A recent speech by President Simmons reminded me about Brown's connection to slavery. It is a very painful reality for me to accept. Slaves labored to construct a building on campus? That took my breath away. The University has been forthright in attempting to help the Brown community learn and grow from this sordid connection. In a different context, I found a parallel to Brown's racism connected to racism in my own life.
I described my experience in an essay the BAM published last summer ("Lessons in Prejudice," Alumni POV, July/August). I was surprised by the response to the essay. Eight Brown alumni either wrote a letter to the BAM or e-mailed me their thoughts. Two of the correspondents, Hope Rias '97 and Kerry E'lyn Larkin '98, punctured my illusion that with the completion of my essay I could move beyond racism. They both made me think on a deeper level that racism is like a chronic illness. I can work at keeping acute flare-ups under control, but there is no cure.
Out of this correspondence we have formed an e-mail support group to share our experiences with and observations about racism, as well as helpful books or articles. I'm not isolated any more. I have fellow Brunonians to learn from. If anyone (students are welcome) would like to find out more, contact me at firstname.lastname@example.org and I'll plug you into the recipient list.
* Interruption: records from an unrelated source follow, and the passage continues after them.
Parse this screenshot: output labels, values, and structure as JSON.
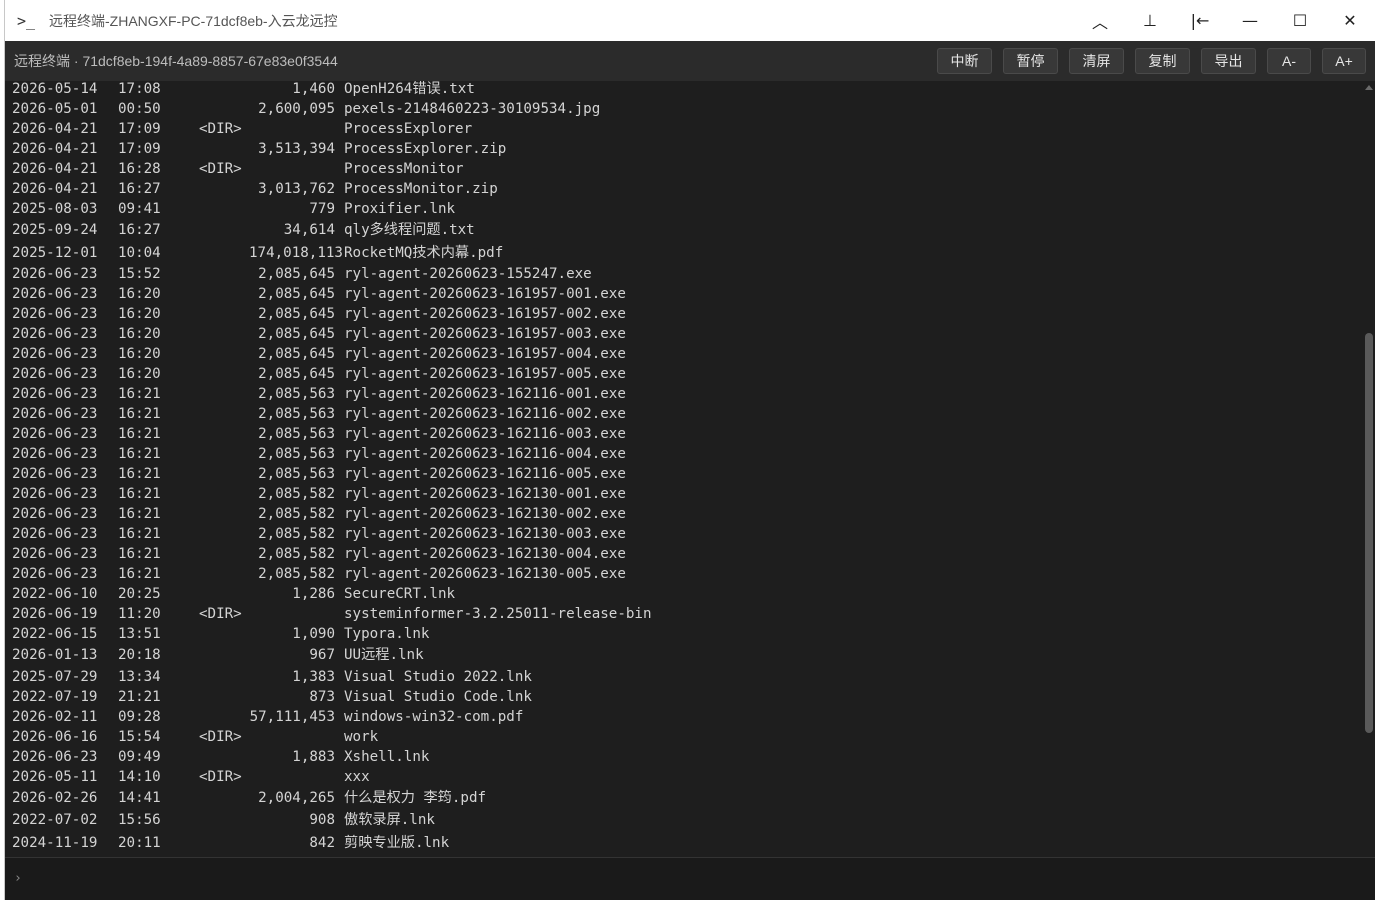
{
  "window": {
    "title": "远程终端-ZHANGXF-PC-71dcf8eb-入云龙远控",
    "icon": "terminal-icon",
    "controls": [
      {
        "name": "collapse-button",
        "glyph": "︿"
      },
      {
        "name": "pin-button",
        "glyph": "⊥"
      },
      {
        "name": "dock-left-button",
        "glyph": "|←"
      },
      {
        "name": "minimize-button",
        "glyph": "—"
      },
      {
        "name": "maximize-button",
        "glyph": "☐"
      },
      {
        "name": "close-button",
        "glyph": "✕"
      }
    ]
  },
  "toolbar": {
    "session_label": "远程终端 · 71dcf8eb-194f-4a89-8857-67e83e0f3544",
    "buttons": [
      {
        "name": "interrupt-button",
        "label": "中断"
      },
      {
        "name": "pause-button",
        "label": "暂停"
      },
      {
        "name": "clear-button",
        "label": "清屏"
      },
      {
        "name": "copy-button",
        "label": "复制"
      },
      {
        "name": "export-button",
        "label": "导出"
      },
      {
        "name": "font-smaller-button",
        "label": "A-"
      },
      {
        "name": "font-larger-button",
        "label": "A+"
      }
    ]
  },
  "terminal": {
    "lines": [
      {
        "date": "2026-05-14",
        "time": "17:08",
        "dir": "",
        "size": "1,460",
        "name": "OpenH264错误.txt"
      },
      {
        "date": "2026-05-01",
        "time": "00:50",
        "dir": "",
        "size": "2,600,095",
        "name": "pexels-2148460223-30109534.jpg"
      },
      {
        "date": "2026-04-21",
        "time": "17:09",
        "dir": "<DIR>",
        "size": "",
        "name": "ProcessExplorer"
      },
      {
        "date": "2026-04-21",
        "time": "17:09",
        "dir": "",
        "size": "3,513,394",
        "name": "ProcessExplorer.zip"
      },
      {
        "date": "2026-04-21",
        "time": "16:28",
        "dir": "<DIR>",
        "size": "",
        "name": "ProcessMonitor"
      },
      {
        "date": "2026-04-21",
        "time": "16:27",
        "dir": "",
        "size": "3,013,762",
        "name": "ProcessMonitor.zip"
      },
      {
        "date": "2025-08-03",
        "time": "09:41",
        "dir": "",
        "size": "779",
        "name": "Proxifier.lnk"
      },
      {
        "date": "2025-09-24",
        "time": "16:27",
        "dir": "",
        "size": "34,614",
        "name": "qly多线程问题.txt",
        "tall": true
      },
      {
        "date": "2025-12-01",
        "time": "10:04",
        "dir": "",
        "size": "174,018,113",
        "name": "RocketMQ技术内幕.pdf",
        "tall": true
      },
      {
        "date": "2026-06-23",
        "time": "15:52",
        "dir": "",
        "size": "2,085,645",
        "name": "ryl-agent-20260623-155247.exe"
      },
      {
        "date": "2026-06-23",
        "time": "16:20",
        "dir": "",
        "size": "2,085,645",
        "name": "ryl-agent-20260623-161957-001.exe"
      },
      {
        "date": "2026-06-23",
        "time": "16:20",
        "dir": "",
        "size": "2,085,645",
        "name": "ryl-agent-20260623-161957-002.exe"
      },
      {
        "date": "2026-06-23",
        "time": "16:20",
        "dir": "",
        "size": "2,085,645",
        "name": "ryl-agent-20260623-161957-003.exe"
      },
      {
        "date": "2026-06-23",
        "time": "16:20",
        "dir": "",
        "size": "2,085,645",
        "name": "ryl-agent-20260623-161957-004.exe"
      },
      {
        "date": "2026-06-23",
        "time": "16:20",
        "dir": "",
        "size": "2,085,645",
        "name": "ryl-agent-20260623-161957-005.exe"
      },
      {
        "date": "2026-06-23",
        "time": "16:21",
        "dir": "",
        "size": "2,085,563",
        "name": "ryl-agent-20260623-162116-001.exe"
      },
      {
        "date": "2026-06-23",
        "time": "16:21",
        "dir": "",
        "size": "2,085,563",
        "name": "ryl-agent-20260623-162116-002.exe"
      },
      {
        "date": "2026-06-23",
        "time": "16:21",
        "dir": "",
        "size": "2,085,563",
        "name": "ryl-agent-20260623-162116-003.exe"
      },
      {
        "date": "2026-06-23",
        "time": "16:21",
        "dir": "",
        "size": "2,085,563",
        "name": "ryl-agent-20260623-162116-004.exe"
      },
      {
        "date": "2026-06-23",
        "time": "16:21",
        "dir": "",
        "size": "2,085,563",
        "name": "ryl-agent-20260623-162116-005.exe"
      },
      {
        "date": "2026-06-23",
        "time": "16:21",
        "dir": "",
        "size": "2,085,582",
        "name": "ryl-agent-20260623-162130-001.exe"
      },
      {
        "date": "2026-06-23",
        "time": "16:21",
        "dir": "",
        "size": "2,085,582",
        "name": "ryl-agent-20260623-162130-002.exe"
      },
      {
        "date": "2026-06-23",
        "time": "16:21",
        "dir": "",
        "size": "2,085,582",
        "name": "ryl-agent-20260623-162130-003.exe"
      },
      {
        "date": "2026-06-23",
        "time": "16:21",
        "dir": "",
        "size": "2,085,582",
        "name": "ryl-agent-20260623-162130-004.exe"
      },
      {
        "date": "2026-06-23",
        "time": "16:21",
        "dir": "",
        "size": "2,085,582",
        "name": "ryl-agent-20260623-162130-005.exe"
      },
      {
        "date": "2022-06-10",
        "time": "20:25",
        "dir": "",
        "size": "1,286",
        "name": "SecureCRT.lnk"
      },
      {
        "date": "2026-06-19",
        "time": "11:20",
        "dir": "<DIR>",
        "size": "",
        "name": "systeminformer-3.2.25011-release-bin"
      },
      {
        "date": "2022-06-15",
        "time": "13:51",
        "dir": "",
        "size": "1,090",
        "name": "Typora.lnk"
      },
      {
        "date": "2026-01-13",
        "time": "20:18",
        "dir": "",
        "size": "967",
        "name": "UU远程.lnk",
        "tall": true
      },
      {
        "date": "2025-07-29",
        "time": "13:34",
        "dir": "",
        "size": "1,383",
        "name": "Visual Studio 2022.lnk"
      },
      {
        "date": "2022-07-19",
        "time": "21:21",
        "dir": "",
        "size": "873",
        "name": "Visual Studio Code.lnk"
      },
      {
        "date": "2026-02-11",
        "time": "09:28",
        "dir": "",
        "size": "57,111,453",
        "name": "windows-win32-com.pdf"
      },
      {
        "date": "2026-06-16",
        "time": "15:54",
        "dir": "<DIR>",
        "size": "",
        "name": "work"
      },
      {
        "date": "2026-06-23",
        "time": "09:49",
        "dir": "",
        "size": "1,883",
        "name": "Xshell.lnk"
      },
      {
        "date": "2026-05-11",
        "time": "14:10",
        "dir": "<DIR>",
        "size": "",
        "name": "xxx"
      },
      {
        "date": "2026-02-26",
        "time": "14:41",
        "dir": "",
        "size": "2,004,265",
        "name": "什么是权力 李筠.pdf",
        "tall": true
      },
      {
        "date": "2022-07-02",
        "time": "15:56",
        "dir": "",
        "size": "908",
        "name": "傲软录屏.lnk",
        "tall": true
      },
      {
        "date": "2024-11-19",
        "time": "20:11",
        "dir": "",
        "size": "842",
        "name": "剪映专业版.lnk",
        "tall": true
      }
    ]
  },
  "input": {
    "prompt": "›",
    "value": ""
  }
}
I do have one note of regret about my essay. I read the letter from Bill Silvert '58, '65 PhD in the March/April 2011 BAM ("Race in the 1960s," Mail Room) and discovered that the NAACP was not the only civil rights group on campus in the 1960s. He was very involved in the Congress of Racial Equality at the time. I wonder if the separate organizations could have achieved an even greater impact on racism if they had been able to collaborate?
That was the past. For the present I welcome Bill to join our e-mail group. We call it Sisters and Brothers. His experiences would be a valuable addition.
Tom Bale '63
Elkins Park, Pa.